Rate of online fraud attacks has soared in recent months
The U.S. has seen a big spike in the rate of online fraud attacks since October 2015, according to a recent report from two leaders in the payments, commerce and fraud industries.
The most recent Global Fraud Attack Index from Forter, a fraud prevention firm, and PYMNTS, a media company focused on the payments and commerce industry, revealed soaring online fraud rates since October 2015.
According to the report, when compared to the rate of fraud reported in the third quarter (Q3) of 2015, fraud in the fourth quarter (Q4) of 2015 rose 11 percent. Even worse, if the rate of online fraud reported in Q4 2015 is compared to the rate reported first quarter (Q1) of 2015, the result is an astounding 215 percent rise. In Q4 2015, there were 27 fraud attacks for every 1,000 transactions online, and between Q4 2015 and Q1 2016, the rate of online fraudulent attacks more than quadrupled for digital goods.
All told, $4.79 out of every $100 of online sales is at risk in the latest data, a 150 percent increase from Q1 2015. In digital goods, the at-risk dollar amount rises to $7.77 out of every $100 spent and in luxury goods, the dollar amount increases to $8.62/$100.
— PYMNTS (@pymnts) April 19, 2016
Why October 2015? The move to smart, chip-enabled cards
So, all things considered, what significant event happened in October 2015 that could have contributed to this rise?
Many U.S. retailers moved to EMV chip-enabled credit and debit cards -- also referred to as smart cards, chip cards, and IC cards -- in October. And many of those retailers that didn't switch in October moved that direction in the following months. With the move to chip cards, fraud rates in retail, brick-and-mortar stores moved in a positive direction since October. But, as theory has it, the unintended side effect of this enhanced security has been an increase in online fraud in the same time period.
Botnets to blame

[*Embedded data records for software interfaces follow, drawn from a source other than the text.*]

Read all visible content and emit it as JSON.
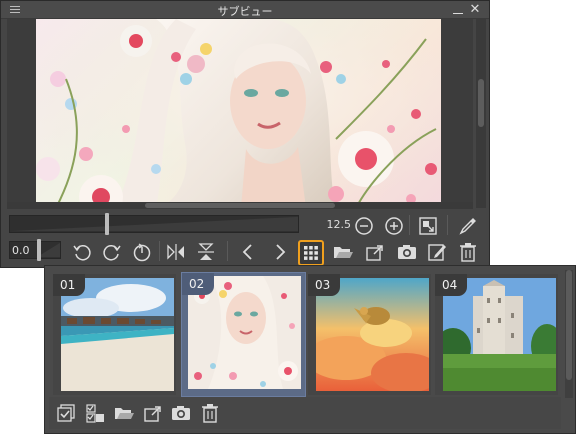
{
  "window": {
    "title": "サブビュー"
  },
  "toolbar": {
    "zoom_value": "12.5",
    "rotation_value": "0.0"
  },
  "browser": {
    "thumbnails": [
      {
        "number": "01",
        "selected": false
      },
      {
        "number": "02",
        "selected": true
      },
      {
        "number": "03",
        "selected": false
      },
      {
        "number": "04",
        "selected": false
      }
    ]
  },
  "colors": {
    "accent_highlight": "#f0a01e",
    "selection": "#5c6b87",
    "panel_bg": "#454545"
  },
  "icons": {
    "toolbar": [
      "zoom-out-icon",
      "zoom-in-icon",
      "fit-to-window-icon",
      "eyedropper-icon",
      "rotate-left-icon",
      "rotate-right-icon",
      "reset-rotation-icon",
      "flip-horizontal-icon",
      "flip-vertical-icon",
      "previous-image-icon",
      "next-image-icon",
      "image-list-icon",
      "open-file-icon",
      "import-image-icon",
      "camera-icon",
      "edit-icon",
      "delete-icon"
    ],
    "browser": [
      "select-all-icon",
      "checklist-icon",
      "open-folder-icon",
      "import-icon",
      "camera-icon",
      "trash-icon"
    ]
  }
}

Botnets are to blame for a large percentage of fraudulent online transactions, the report noted. The term "botnet" is a combination of the words robot and network and is used to refer a number of similar but different types of activity online. In this instance, the term is referring to some type of automated computer program that is able to complete a fraudulent purchase online without any (or very little) human interaction.
Wozniak compares cyber attacks to atom bombs
Cyber security is a big topic around the globe right now, and many tech leaders are joining the chorus that is collectively warning the public about the increasing danger that cyber attacks present. Apple co-founder Steve Wozniak, in an interview on Australian TV news show Lateline, called cyber security the "greatest threat we have now" and compared it atom bombs.
"Cyber security is the greatest threat we have now. We used to fear the atomic bomb when I was young. You'd walk home from school and sirens would go off for a test on every corner ... and now we fear all the cyber attacks and hacking. What's the next one we're going to hear about? Is one going to come close me? Is it going to hit me? Could they really take out our electrical system, turn off our Internet, how can it go? And it's getting worse and worse year by year, not better and better." -- Steve Wozniak on Lateline